What you need to do:
From the records below, take each line where the string "MANUAL" shows up and copy it.
━━ Records shown ━━
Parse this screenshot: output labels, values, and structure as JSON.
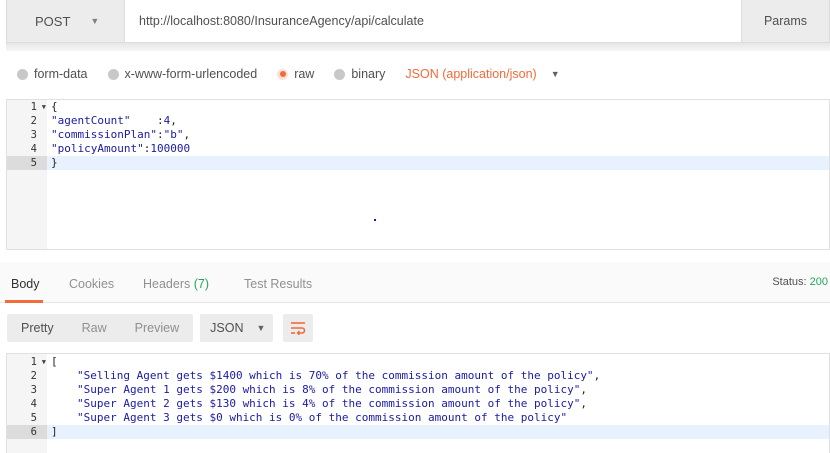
{
  "request": {
    "method": "POST",
    "url": "http://localhost:8080/InsuranceAgency/api/calculate",
    "params_label": "Params"
  },
  "body_types": [
    {
      "label": "form-data",
      "selected": false
    },
    {
      "label": "x-www-form-urlencoded",
      "selected": false
    },
    {
      "label": "raw",
      "selected": true
    },
    {
      "label": "binary",
      "selected": false
    }
  ],
  "content_type": "JSON (application/json)",
  "request_body": {
    "lines": [
      {
        "n": "1",
        "text": "{"
      },
      {
        "n": "2",
        "key": "\"agentCount\"",
        "sep": "    :",
        "val": "4",
        "end": ","
      },
      {
        "n": "3",
        "key": "\"commissionPlan\"",
        "sep": ":",
        "val": "\"b\"",
        "end": ","
      },
      {
        "n": "4",
        "key": "\"policyAmount\"",
        "sep": ":",
        "val": "100000",
        "end": ""
      },
      {
        "n": "5",
        "text": "}"
      }
    ]
  },
  "response": {
    "tabs": [
      {
        "label": "Body",
        "active": true
      },
      {
        "label": "Cookies",
        "active": false
      },
      {
        "label": "Headers",
        "count": "(7)",
        "active": false
      },
      {
        "label": "Test Results",
        "active": false
      }
    ],
    "status_label": "Status:",
    "status_value": "200",
    "views": [
      {
        "label": "Pretty",
        "active": true
      },
      {
        "label": "Raw",
        "active": false
      },
      {
        "label": "Preview",
        "active": false
      }
    ],
    "format": "JSON",
    "body_lines": [
      {
        "n": "1",
        "text": "["
      },
      {
        "n": "2",
        "text": "\"Selling Agent gets $1400 which is 70% of the commission amount of the policy\"",
        "end": ","
      },
      {
        "n": "3",
        "text": "\"Super Agent 1 gets $200 which is 8% of the commission amount of the policy\"",
        "end": ","
      },
      {
        "n": "4",
        "text": "\"Super Agent 2 gets $130 which is 4% of the commission amount of the policy\"",
        "end": ","
      },
      {
        "n": "5",
        "text": "\"Super Agent 3 gets $0 which is 0% of the commission amount of the policy\"",
        "end": ""
      },
      {
        "n": "6",
        "text": "]"
      }
    ]
  },
  "colors": {
    "accent": "#f26b3a",
    "success": "#26a65b",
    "string": "#1a1aa6"
  }
}
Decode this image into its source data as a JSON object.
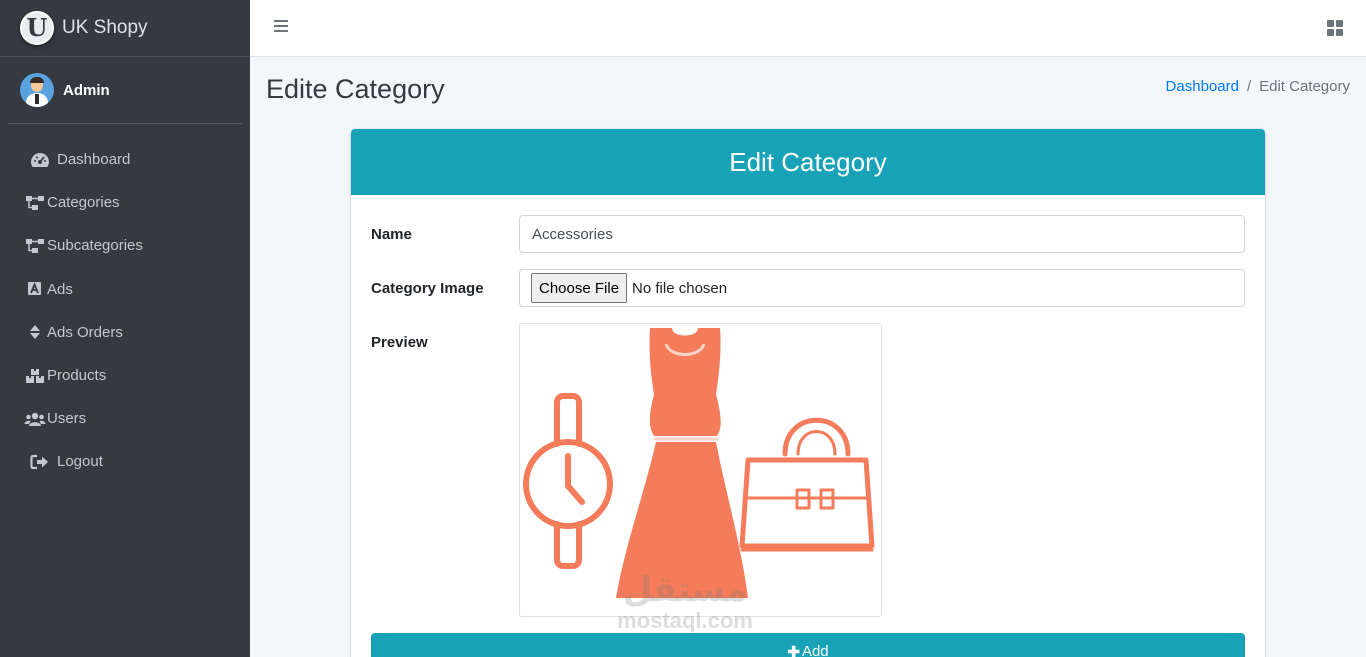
{
  "brand": {
    "name": "UK Shopy",
    "logo_letter": "U"
  },
  "user": {
    "name": "Admin"
  },
  "sidebar": {
    "items": [
      {
        "label": "Dashboard",
        "icon": "tachometer-icon"
      },
      {
        "label": "Categories",
        "icon": "sitemap-icon"
      },
      {
        "label": "Subcategories",
        "icon": "sitemap-icon"
      },
      {
        "label": "Ads",
        "icon": "ad-icon"
      },
      {
        "label": "Ads Orders",
        "icon": "sort-icon"
      },
      {
        "label": "Products",
        "icon": "boxes-icon"
      },
      {
        "label": "Users",
        "icon": "users-icon"
      },
      {
        "label": "Logout",
        "icon": "sign-out-icon"
      }
    ]
  },
  "header": {
    "title": "Edite Category",
    "breadcrumb": {
      "home": "Dashboard",
      "separator": "/",
      "current": "Edit Category"
    }
  },
  "form": {
    "title": "Edit Category",
    "name_label": "Name",
    "name_value": "Accessories",
    "image_label": "Category Image",
    "file_button": "Choose File",
    "file_status": "No file chosen",
    "preview_label": "Preview",
    "submit_label": "Add"
  },
  "watermark": {
    "arabic": "مستقل",
    "latin": "mostaql.com"
  },
  "colors": {
    "sidebar": "#343a40",
    "accent": "#17a2b8",
    "link": "#007bff",
    "preview_art": "#f47c5a"
  }
}
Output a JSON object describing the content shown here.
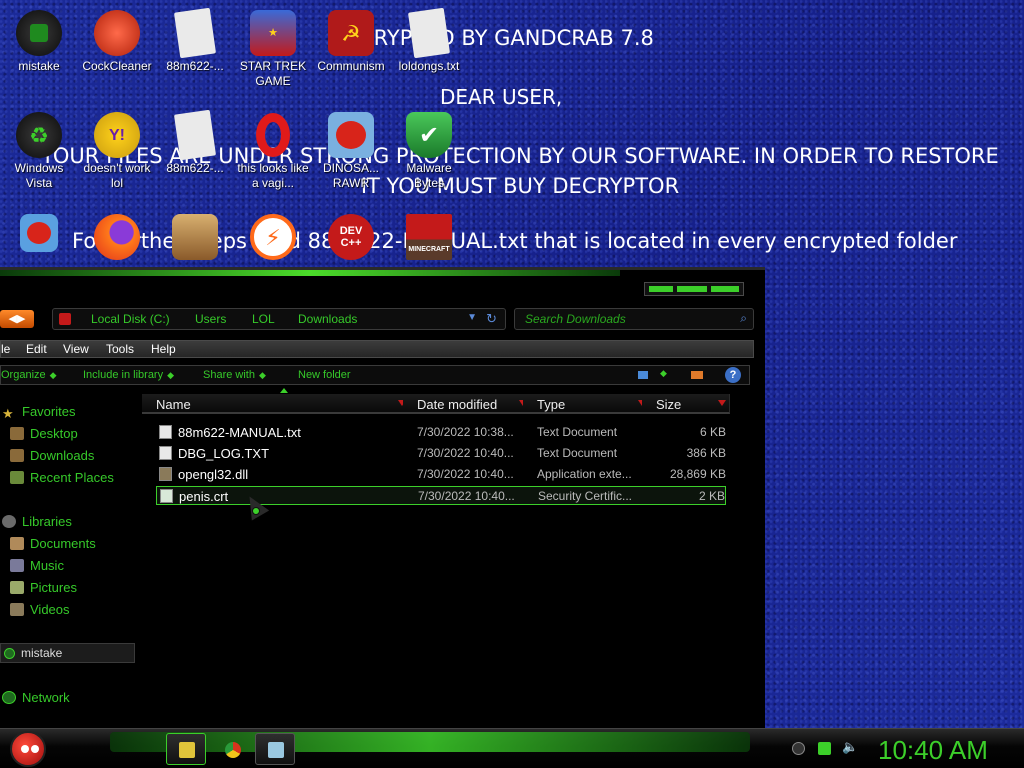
{
  "ransom": {
    "line1": "ENCRYPTED BY GANDCRAB 7.8",
    "line2": "DEAR USER,",
    "line3": "YOUR FILES ARE UNDER STRONG PROTECTION BY OUR SOFTWARE. IN ORDER TO RESTORE IT YOU MUST BUY DECRYPTOR",
    "line4": "For further steps read 88m622-MANUAL.txt that is located in every encrypted folder"
  },
  "desktop_icons": [
    {
      "label": "mistake",
      "icon": "green-orb-icon",
      "color": "#1f6a1f"
    },
    {
      "label": "CockCleaner",
      "icon": "ccleaner-icon",
      "color": "#d8341c"
    },
    {
      "label": "88m622-...",
      "icon": "text-file-icon",
      "color": "#e0e0e0"
    },
    {
      "label": "STAR TREK GAME",
      "icon": "star-wars-game-icon",
      "color": "#2a55b0"
    },
    {
      "label": "Communism",
      "icon": "communism-icon",
      "color": "#b01a1a"
    },
    {
      "label": "loldongs.txt",
      "icon": "text-file-icon",
      "color": "#e0e0e0"
    },
    {
      "label": "Windows Vista",
      "icon": "recycle-bin-icon",
      "color": "#1f6a1f"
    },
    {
      "label": "doesn't work lol",
      "icon": "yahoo-messenger-icon",
      "color": "#6a1fa8"
    },
    {
      "label": "88m622-...",
      "icon": "text-file-icon",
      "color": "#e0e0e0"
    },
    {
      "label": "this looks like a vagi...",
      "icon": "opera-icon",
      "color": "#d81a1a"
    },
    {
      "label": "DINOSA... RAWR",
      "icon": "angry-birds-icon",
      "color": "#d8341c"
    },
    {
      "label": "Malware Bytes",
      "icon": "shield-check-icon",
      "color": "#2a9a3a"
    },
    {
      "label": "",
      "icon": "angry-birds-icon",
      "color": "#3a8ad8"
    },
    {
      "label": "",
      "icon": "firefox-icon",
      "color": "#ff7a1a"
    },
    {
      "label": "",
      "icon": "angry-birds-seasons-icon",
      "color": "#c8a060"
    },
    {
      "label": "",
      "icon": "lightning-app-icon",
      "color": "#ff6a1a"
    },
    {
      "label": "",
      "icon": "devcpp-icon",
      "color": "#c41a1a"
    },
    {
      "label": "",
      "icon": "minecraft-icon",
      "color": "#5a3a2a"
    }
  ],
  "devcpp_text": "DEV C++",
  "minecraft_text": "MINECRAFT",
  "explorer": {
    "breadcrumbs": [
      "Local Disk (C:)",
      "Users",
      "LOL",
      "Downloads"
    ],
    "search_placeholder": "Search Downloads",
    "menu": [
      "le",
      "Edit",
      "View",
      "Tools",
      "Help"
    ],
    "commands": [
      "Organize",
      "Include in library",
      "Share with",
      "New folder"
    ],
    "sidebar": {
      "favorites": "Favorites",
      "desktop": "Desktop",
      "downloads": "Downloads",
      "recent": "Recent Places",
      "libraries": "Libraries",
      "documents": "Documents",
      "music": "Music",
      "pictures": "Pictures",
      "videos": "Videos",
      "homegroup": "mistake",
      "network": "Network"
    },
    "columns": [
      "Name",
      "Date modified",
      "Type",
      "Size"
    ],
    "files": [
      {
        "name": "88m622-MANUAL.txt",
        "date": "7/30/2022 10:38...",
        "type": "Text Document",
        "size": "6 KB",
        "icon": "text-file-icon"
      },
      {
        "name": "DBG_LOG.TXT",
        "date": "7/30/2022 10:40...",
        "type": "Text Document",
        "size": "386 KB",
        "icon": "text-file-icon"
      },
      {
        "name": "opengl32.dll",
        "date": "7/30/2022 10:40...",
        "type": "Application exte...",
        "size": "28,869 KB",
        "icon": "dll-file-icon"
      },
      {
        "name": "penis.crt",
        "date": "7/30/2022 10:40...",
        "type": "Security Certific...",
        "size": "2 KB",
        "icon": "certificate-file-icon",
        "selected": true
      }
    ]
  },
  "taskbar": {
    "clock": "10:40 AM"
  },
  "colors": {
    "accent": "#3ccf2a",
    "desktop_bg": "#1a2690",
    "window_bg": "#000000"
  }
}
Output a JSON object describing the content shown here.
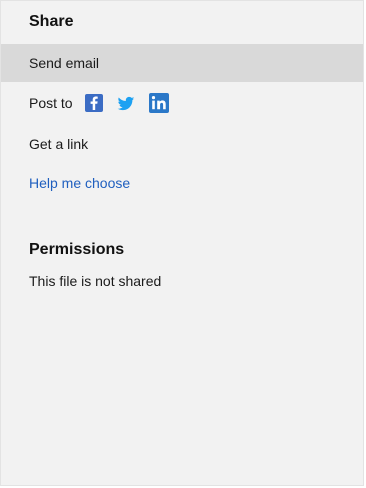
{
  "share": {
    "title": "Share",
    "items": [
      {
        "label": "Send email",
        "selected": true
      },
      {
        "label": "Post to"
      },
      {
        "label": "Get a link"
      }
    ],
    "help_link": "Help me choose",
    "social_icons": [
      "facebook-icon",
      "twitter-icon",
      "linkedin-icon"
    ]
  },
  "permissions": {
    "title": "Permissions",
    "status": "This file is not shared"
  },
  "colors": {
    "panel_bg": "#f2f2f2",
    "selected_bg": "#d9d9d9",
    "link": "#1f5fbf",
    "facebook": "#3b6cc4",
    "twitter": "#1da1f2",
    "linkedin": "#2b78c8"
  }
}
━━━
Solution:
    "line4": "For further steps read 88m622-MANUAL.txt that is located in every encrypted folder"
        "name": "88m622-MANUAL.txt",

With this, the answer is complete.